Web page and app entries
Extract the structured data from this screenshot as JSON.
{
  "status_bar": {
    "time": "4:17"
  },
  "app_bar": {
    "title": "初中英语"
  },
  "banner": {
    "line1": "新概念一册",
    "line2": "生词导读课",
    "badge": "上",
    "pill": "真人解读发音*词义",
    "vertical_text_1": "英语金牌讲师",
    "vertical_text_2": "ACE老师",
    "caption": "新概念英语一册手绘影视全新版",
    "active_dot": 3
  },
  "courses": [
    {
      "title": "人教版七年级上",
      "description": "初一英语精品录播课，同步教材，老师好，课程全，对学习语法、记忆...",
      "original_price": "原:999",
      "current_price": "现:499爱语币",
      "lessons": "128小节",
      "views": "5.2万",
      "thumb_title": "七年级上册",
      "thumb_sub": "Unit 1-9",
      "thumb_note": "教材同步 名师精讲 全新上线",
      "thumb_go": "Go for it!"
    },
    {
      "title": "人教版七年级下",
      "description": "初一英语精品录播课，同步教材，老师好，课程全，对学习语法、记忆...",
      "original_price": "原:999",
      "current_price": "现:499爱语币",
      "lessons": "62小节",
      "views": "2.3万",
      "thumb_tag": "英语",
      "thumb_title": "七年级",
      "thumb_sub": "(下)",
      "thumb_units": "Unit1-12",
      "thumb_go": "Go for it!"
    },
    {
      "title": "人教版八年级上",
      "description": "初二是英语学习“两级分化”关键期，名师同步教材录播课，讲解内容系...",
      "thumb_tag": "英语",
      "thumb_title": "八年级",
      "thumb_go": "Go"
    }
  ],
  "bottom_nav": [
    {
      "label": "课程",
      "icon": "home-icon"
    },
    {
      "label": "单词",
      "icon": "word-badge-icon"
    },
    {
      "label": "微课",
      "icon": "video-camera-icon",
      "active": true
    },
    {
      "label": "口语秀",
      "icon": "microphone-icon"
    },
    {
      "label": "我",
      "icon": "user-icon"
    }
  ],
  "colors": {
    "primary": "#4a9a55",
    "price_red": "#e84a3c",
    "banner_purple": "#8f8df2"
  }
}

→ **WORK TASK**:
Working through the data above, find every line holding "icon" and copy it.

→ **RESULT**:
      "icon": "home-icon"
      "icon": "word-badge-icon"
      "icon": "video-camera-icon",
      "icon": "microphone-icon"
      "icon": "user-icon"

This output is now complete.